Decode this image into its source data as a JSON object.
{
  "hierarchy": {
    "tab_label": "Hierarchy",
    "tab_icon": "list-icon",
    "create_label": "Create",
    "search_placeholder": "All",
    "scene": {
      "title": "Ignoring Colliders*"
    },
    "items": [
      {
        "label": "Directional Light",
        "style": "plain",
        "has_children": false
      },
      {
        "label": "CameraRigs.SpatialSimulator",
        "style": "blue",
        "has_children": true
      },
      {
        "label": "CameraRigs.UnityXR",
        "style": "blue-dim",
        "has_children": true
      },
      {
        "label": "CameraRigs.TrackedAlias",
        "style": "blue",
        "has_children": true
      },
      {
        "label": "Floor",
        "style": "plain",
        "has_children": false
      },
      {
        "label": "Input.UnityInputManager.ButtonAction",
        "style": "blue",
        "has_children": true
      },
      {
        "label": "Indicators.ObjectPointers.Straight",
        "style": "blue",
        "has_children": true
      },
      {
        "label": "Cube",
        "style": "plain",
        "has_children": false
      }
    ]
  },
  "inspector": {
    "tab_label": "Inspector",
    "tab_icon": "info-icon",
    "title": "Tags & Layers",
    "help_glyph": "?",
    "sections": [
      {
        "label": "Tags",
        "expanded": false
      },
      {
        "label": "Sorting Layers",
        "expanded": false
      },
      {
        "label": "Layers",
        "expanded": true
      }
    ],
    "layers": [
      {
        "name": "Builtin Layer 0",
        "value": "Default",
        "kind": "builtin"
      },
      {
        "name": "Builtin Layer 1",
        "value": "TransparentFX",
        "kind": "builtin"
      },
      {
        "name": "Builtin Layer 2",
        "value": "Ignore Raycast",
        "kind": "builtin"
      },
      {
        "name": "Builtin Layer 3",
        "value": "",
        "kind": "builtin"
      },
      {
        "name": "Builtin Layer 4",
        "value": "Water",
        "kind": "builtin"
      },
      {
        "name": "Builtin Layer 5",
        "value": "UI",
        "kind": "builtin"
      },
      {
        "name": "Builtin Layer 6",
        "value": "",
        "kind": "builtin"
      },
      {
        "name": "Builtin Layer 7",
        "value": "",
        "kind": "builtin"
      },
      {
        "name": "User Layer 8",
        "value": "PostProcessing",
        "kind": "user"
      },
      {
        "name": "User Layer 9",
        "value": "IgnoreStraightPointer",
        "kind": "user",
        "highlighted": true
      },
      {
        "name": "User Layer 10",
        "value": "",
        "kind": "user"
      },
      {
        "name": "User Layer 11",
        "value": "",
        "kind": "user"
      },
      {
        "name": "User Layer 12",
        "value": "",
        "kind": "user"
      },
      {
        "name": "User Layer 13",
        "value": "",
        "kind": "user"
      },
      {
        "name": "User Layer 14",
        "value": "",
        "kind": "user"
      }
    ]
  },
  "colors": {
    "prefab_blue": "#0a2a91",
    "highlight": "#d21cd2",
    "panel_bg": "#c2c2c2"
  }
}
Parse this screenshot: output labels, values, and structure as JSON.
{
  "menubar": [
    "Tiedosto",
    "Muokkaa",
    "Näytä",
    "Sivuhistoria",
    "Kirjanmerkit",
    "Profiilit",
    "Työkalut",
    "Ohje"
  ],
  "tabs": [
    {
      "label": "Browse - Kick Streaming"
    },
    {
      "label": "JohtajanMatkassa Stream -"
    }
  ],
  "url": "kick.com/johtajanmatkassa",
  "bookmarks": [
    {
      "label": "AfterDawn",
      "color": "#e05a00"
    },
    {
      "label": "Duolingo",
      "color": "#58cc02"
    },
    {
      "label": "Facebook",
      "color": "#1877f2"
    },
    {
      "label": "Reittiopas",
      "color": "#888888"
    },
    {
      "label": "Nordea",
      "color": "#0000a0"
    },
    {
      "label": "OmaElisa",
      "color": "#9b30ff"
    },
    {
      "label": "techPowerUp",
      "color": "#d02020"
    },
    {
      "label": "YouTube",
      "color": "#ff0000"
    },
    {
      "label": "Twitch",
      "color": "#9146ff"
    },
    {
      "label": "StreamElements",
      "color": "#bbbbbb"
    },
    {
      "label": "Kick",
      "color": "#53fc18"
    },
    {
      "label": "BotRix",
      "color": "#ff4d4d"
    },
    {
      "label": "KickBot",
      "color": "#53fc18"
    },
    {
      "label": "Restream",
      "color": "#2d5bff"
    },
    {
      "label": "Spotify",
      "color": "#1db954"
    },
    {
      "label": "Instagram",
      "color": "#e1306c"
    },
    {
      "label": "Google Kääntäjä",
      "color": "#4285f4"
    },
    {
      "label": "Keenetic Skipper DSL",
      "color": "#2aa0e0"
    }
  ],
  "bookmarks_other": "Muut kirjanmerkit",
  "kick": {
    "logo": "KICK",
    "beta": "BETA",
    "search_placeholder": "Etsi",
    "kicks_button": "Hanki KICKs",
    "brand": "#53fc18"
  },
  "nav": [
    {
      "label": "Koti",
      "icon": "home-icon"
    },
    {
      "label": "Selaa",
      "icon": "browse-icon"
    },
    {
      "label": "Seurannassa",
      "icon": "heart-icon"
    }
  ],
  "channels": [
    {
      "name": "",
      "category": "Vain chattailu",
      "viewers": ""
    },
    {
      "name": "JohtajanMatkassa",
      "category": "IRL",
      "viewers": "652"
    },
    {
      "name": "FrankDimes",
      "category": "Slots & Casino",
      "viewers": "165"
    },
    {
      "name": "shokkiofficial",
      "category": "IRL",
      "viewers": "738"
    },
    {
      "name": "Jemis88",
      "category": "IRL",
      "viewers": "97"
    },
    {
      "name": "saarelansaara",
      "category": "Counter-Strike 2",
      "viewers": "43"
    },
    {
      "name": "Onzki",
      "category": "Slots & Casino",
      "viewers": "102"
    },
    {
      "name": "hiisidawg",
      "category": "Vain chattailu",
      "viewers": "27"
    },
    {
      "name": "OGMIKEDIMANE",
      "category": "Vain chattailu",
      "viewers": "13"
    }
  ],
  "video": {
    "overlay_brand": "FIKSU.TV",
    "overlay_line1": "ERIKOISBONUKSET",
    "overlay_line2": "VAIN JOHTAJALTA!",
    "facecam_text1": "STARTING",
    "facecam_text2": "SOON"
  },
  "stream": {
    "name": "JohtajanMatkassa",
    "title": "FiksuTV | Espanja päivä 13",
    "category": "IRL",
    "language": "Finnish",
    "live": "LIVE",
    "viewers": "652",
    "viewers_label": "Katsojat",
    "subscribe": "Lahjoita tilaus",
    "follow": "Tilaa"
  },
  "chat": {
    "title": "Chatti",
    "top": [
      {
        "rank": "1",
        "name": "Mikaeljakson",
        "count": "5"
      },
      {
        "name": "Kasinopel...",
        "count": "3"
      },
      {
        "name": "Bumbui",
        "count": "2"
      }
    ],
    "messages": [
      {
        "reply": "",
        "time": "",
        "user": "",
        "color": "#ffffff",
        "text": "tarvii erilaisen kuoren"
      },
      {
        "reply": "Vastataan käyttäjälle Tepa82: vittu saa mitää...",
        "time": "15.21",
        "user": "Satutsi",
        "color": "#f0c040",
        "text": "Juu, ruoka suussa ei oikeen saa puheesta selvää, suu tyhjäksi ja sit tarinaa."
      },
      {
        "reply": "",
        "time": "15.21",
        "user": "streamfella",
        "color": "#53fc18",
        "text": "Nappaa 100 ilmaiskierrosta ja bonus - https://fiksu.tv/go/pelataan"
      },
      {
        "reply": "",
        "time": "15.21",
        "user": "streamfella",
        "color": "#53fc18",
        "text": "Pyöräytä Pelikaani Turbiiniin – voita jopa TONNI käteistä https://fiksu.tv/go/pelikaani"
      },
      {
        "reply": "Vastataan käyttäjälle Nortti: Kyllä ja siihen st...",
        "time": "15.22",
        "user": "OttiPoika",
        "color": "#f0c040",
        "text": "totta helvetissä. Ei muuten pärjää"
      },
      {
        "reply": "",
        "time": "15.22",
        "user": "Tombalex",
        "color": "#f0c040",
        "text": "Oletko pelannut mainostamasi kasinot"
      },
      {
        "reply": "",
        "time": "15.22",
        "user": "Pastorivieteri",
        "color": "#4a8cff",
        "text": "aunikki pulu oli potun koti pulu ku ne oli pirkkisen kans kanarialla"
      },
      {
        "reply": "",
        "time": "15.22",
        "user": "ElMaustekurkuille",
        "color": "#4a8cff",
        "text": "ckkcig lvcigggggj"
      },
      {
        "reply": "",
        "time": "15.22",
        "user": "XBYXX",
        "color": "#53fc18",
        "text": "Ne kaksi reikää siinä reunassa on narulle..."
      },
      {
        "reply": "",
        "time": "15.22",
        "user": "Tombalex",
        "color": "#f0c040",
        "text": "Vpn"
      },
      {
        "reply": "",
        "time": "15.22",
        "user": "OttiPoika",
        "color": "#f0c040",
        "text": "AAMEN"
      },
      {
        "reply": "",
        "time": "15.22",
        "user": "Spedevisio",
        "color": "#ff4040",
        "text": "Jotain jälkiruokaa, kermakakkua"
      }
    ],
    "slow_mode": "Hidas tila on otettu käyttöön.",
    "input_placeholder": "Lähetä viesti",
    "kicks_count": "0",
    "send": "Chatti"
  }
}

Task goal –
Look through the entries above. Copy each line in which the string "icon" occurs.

Answer space –
    "tab_icon": "list-icon",
    "tab_icon": "info-icon",
      "icon": "home-icon"
      "icon": "browse-icon"
      "icon": "heart-icon"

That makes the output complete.